Data to use:

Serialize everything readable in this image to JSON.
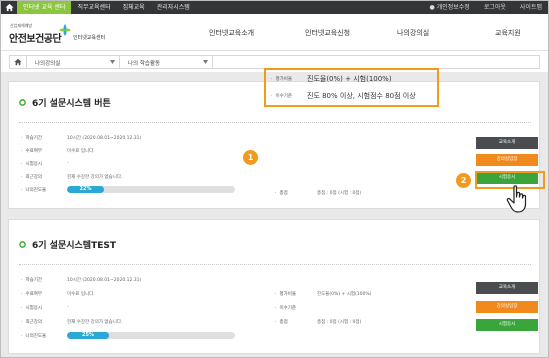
{
  "topbar": {
    "tabs": [
      "인터넷 교육 센터",
      "직무교육센터",
      "집체교육",
      "관리자시스템"
    ],
    "active_tab_index": 0,
    "join": "개인정보수정",
    "logout": "로그아웃",
    "sitemap": "사이트맵"
  },
  "header": {
    "brand_small": "산업재해예방",
    "brand_main": "안전보건공단",
    "brand_sub": "인터넷교육센터",
    "nav": [
      "인터넷교육소개",
      "인터넷교육신청",
      "나의강의실",
      "교육지원"
    ]
  },
  "breadcrumb": {
    "level1": "나의강의실",
    "level2": "나의 학습활동"
  },
  "courses": [
    {
      "title": "6기 설문시스템 버튼",
      "fields": [
        {
          "label": "학습기간",
          "value": "10시간 (2020.08.01~2020.12.31)"
        },
        {
          "label": "수료여부",
          "value": "미수료 입니다."
        },
        {
          "label": "시험응시",
          "value": "-"
        },
        {
          "label": "최근강의",
          "value": "현재 수강한 강의가 없습니다."
        },
        {
          "label": "나의진도율",
          "value": ""
        }
      ],
      "progress": 22,
      "progress_label": "22%",
      "right": [
        {
          "label": "평가비율",
          "value": "진도율(0%) + 시험(100%)"
        },
        {
          "label": "이수기준",
          "value": "진도 80% 이상, 시험점수 80점 이상"
        },
        {
          "label": "총점",
          "value": "총점 : 0점 (시험 : 0점)"
        }
      ],
      "buttons": {
        "intro": "교육소개",
        "study": "강의실입장",
        "exam": "시험응시"
      }
    },
    {
      "title": "6기 설문시스템TEST",
      "fields": [
        {
          "label": "학습기간",
          "value": "10시간 (2020.08.01~2020.12.31)"
        },
        {
          "label": "수료여부",
          "value": "미수료 입니다."
        },
        {
          "label": "시험응시",
          "value": "-"
        },
        {
          "label": "최근강의",
          "value": "현재 수강한 강의가 없습니다."
        },
        {
          "label": "나의진도율",
          "value": ""
        }
      ],
      "progress": 25,
      "progress_label": "25%",
      "right": [
        {
          "label": "평가비율",
          "value": "진도율(0%) + 시험(100%)"
        },
        {
          "label": "이수기준",
          "value": ""
        },
        {
          "label": "총점",
          "value": "총점 : 0점 (시험 : 0점)"
        }
      ],
      "buttons": {
        "intro": "교육소개",
        "study": "강의실입장",
        "exam": "시험응시"
      }
    }
  ],
  "annotations": {
    "badge1": "1",
    "badge2": "2"
  },
  "colors": {
    "accent_green": "#8cc63f",
    "highlight": "#f29a1d",
    "progress": "#2aa8d6"
  }
}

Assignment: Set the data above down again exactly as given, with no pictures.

Output:
Serialize everything readable in this image to JSON.
{
  "topbar": {
    "tabs": [
      "인터넷 교육 센터",
      "직무교육센터",
      "집체교육",
      "관리자시스템"
    ],
    "active_tab_index": 0,
    "join": "개인정보수정",
    "logout": "로그아웃",
    "sitemap": "사이트맵"
  },
  "header": {
    "brand_small": "산업재해예방",
    "brand_main": "안전보건공단",
    "brand_sub": "인터넷교육센터",
    "nav": [
      "인터넷교육소개",
      "인터넷교육신청",
      "나의강의실",
      "교육지원"
    ]
  },
  "breadcrumb": {
    "level1": "나의강의실",
    "level2": "나의 학습활동"
  },
  "courses": [
    {
      "title": "6기 설문시스템 버튼",
      "fields": [
        {
          "label": "학습기간",
          "value": "10시간 (2020.08.01~2020.12.31)"
        },
        {
          "label": "수료여부",
          "value": "미수료 입니다."
        },
        {
          "label": "시험응시",
          "value": "-"
        },
        {
          "label": "최근강의",
          "value": "현재 수강한 강의가 없습니다."
        },
        {
          "label": "나의진도율",
          "value": ""
        }
      ],
      "progress": 22,
      "progress_label": "22%",
      "right": [
        {
          "label": "평가비율",
          "value": "진도율(0%) + 시험(100%)"
        },
        {
          "label": "이수기준",
          "value": "진도 80% 이상, 시험점수 80점 이상"
        },
        {
          "label": "총점",
          "value": "총점 : 0점 (시험 : 0점)"
        }
      ],
      "buttons": {
        "intro": "교육소개",
        "study": "강의실입장",
        "exam": "시험응시"
      }
    },
    {
      "title": "6기 설문시스템TEST",
      "fields": [
        {
          "label": "학습기간",
          "value": "10시간 (2020.08.01~2020.12.31)"
        },
        {
          "label": "수료여부",
          "value": "미수료 입니다."
        },
        {
          "label": "시험응시",
          "value": "-"
        },
        {
          "label": "최근강의",
          "value": "현재 수강한 강의가 없습니다."
        },
        {
          "label": "나의진도율",
          "value": ""
        }
      ],
      "progress": 25,
      "progress_label": "25%",
      "right": [
        {
          "label": "평가비율",
          "value": "진도율(0%) + 시험(100%)"
        },
        {
          "label": "이수기준",
          "value": ""
        },
        {
          "label": "총점",
          "value": "총점 : 0점 (시험 : 0점)"
        }
      ],
      "buttons": {
        "intro": "교육소개",
        "study": "강의실입장",
        "exam": "시험응시"
      }
    }
  ],
  "annotations": {
    "badge1": "1",
    "badge2": "2"
  },
  "colors": {
    "accent_green": "#8cc63f",
    "highlight": "#f29a1d",
    "progress": "#2aa8d6"
  }
}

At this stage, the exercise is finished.